*** Opening THE DATA ***
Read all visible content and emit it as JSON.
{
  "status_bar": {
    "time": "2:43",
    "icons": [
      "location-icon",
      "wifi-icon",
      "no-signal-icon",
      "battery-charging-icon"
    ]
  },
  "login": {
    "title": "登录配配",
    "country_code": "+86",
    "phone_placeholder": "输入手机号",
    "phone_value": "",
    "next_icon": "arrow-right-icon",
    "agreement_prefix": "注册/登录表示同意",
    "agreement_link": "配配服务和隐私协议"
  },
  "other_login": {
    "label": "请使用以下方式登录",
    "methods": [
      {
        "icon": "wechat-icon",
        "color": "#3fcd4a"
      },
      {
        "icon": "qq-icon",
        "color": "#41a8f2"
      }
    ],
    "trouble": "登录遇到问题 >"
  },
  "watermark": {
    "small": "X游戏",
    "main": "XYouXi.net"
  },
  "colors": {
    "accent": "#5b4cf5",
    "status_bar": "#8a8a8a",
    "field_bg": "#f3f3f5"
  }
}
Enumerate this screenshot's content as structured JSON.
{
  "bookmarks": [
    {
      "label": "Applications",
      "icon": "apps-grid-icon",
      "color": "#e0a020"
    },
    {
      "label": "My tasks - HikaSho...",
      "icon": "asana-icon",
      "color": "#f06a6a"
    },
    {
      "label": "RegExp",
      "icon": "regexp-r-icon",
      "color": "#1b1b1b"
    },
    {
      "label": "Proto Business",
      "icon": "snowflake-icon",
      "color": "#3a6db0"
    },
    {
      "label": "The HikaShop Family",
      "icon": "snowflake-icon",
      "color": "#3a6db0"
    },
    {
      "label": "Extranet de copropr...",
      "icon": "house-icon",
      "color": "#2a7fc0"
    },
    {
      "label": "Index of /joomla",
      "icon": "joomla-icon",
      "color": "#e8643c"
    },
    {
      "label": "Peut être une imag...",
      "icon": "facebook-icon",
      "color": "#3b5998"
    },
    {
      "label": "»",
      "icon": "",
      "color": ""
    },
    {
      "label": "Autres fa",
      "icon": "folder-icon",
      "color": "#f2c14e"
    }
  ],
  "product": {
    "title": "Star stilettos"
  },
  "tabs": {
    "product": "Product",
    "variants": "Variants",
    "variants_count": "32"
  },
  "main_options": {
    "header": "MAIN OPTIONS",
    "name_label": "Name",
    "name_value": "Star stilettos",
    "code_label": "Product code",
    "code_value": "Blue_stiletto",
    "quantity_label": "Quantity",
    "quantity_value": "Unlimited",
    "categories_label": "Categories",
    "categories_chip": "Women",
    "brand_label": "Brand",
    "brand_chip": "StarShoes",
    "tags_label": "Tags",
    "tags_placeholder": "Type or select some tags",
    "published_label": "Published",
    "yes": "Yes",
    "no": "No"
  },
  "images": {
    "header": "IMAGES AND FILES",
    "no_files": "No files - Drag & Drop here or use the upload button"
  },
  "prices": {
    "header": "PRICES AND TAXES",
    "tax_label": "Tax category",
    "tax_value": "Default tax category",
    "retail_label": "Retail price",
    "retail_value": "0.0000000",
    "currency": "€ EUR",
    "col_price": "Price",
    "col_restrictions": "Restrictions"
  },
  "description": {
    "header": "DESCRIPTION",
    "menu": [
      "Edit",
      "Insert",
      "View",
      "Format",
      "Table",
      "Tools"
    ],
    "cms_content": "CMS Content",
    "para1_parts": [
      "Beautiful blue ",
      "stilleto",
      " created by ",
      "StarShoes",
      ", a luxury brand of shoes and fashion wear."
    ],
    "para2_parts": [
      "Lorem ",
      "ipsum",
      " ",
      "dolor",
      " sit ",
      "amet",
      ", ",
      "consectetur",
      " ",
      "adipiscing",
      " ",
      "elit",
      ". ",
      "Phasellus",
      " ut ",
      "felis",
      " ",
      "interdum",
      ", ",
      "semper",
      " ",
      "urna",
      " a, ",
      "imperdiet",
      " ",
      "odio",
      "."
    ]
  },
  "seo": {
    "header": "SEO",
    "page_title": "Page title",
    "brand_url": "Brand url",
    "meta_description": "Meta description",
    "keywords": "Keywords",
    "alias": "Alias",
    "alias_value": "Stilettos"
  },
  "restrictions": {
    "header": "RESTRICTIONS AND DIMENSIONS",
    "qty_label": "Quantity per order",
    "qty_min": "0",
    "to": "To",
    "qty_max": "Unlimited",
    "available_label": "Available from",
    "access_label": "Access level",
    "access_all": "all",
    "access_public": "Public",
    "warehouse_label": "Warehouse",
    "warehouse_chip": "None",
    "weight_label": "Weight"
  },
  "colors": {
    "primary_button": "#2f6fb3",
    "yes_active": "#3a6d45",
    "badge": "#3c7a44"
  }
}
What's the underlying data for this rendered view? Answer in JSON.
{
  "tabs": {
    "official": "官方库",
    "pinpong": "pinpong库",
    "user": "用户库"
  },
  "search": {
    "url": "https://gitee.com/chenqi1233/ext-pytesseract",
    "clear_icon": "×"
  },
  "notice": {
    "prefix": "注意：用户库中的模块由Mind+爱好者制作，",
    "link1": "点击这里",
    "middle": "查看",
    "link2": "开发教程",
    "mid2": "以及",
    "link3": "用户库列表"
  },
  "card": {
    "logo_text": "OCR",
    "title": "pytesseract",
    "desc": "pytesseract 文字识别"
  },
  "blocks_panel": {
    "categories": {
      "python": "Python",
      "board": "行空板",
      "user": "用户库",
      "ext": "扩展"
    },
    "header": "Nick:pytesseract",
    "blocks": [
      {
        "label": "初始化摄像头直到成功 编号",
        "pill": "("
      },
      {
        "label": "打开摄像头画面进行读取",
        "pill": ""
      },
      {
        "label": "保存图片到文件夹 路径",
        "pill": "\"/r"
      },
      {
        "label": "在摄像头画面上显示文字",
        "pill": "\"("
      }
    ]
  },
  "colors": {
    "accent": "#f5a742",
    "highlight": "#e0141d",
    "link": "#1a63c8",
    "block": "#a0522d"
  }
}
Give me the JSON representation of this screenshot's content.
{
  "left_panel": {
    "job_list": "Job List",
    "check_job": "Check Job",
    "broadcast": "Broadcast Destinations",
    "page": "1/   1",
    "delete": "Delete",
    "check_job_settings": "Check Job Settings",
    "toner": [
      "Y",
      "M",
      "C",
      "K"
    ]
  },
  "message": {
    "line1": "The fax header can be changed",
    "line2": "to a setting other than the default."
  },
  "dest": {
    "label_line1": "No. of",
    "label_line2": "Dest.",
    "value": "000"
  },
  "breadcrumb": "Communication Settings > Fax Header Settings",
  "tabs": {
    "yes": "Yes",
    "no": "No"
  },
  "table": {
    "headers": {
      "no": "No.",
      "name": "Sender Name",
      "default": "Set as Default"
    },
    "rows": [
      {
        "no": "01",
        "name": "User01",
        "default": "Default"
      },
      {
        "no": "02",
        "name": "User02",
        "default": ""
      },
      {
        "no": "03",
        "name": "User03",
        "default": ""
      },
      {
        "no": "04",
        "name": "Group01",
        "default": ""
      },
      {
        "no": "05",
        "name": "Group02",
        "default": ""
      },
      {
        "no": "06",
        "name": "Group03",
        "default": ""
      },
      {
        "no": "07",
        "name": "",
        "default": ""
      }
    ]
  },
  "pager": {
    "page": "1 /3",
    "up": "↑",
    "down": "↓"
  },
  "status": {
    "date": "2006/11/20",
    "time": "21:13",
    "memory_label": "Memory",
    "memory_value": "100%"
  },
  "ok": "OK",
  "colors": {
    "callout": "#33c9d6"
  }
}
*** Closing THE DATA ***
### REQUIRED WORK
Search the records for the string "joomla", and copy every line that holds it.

### RESULT OF THIS TASK
      "label": "Index of /joomla",
      "icon": "joomla-icon",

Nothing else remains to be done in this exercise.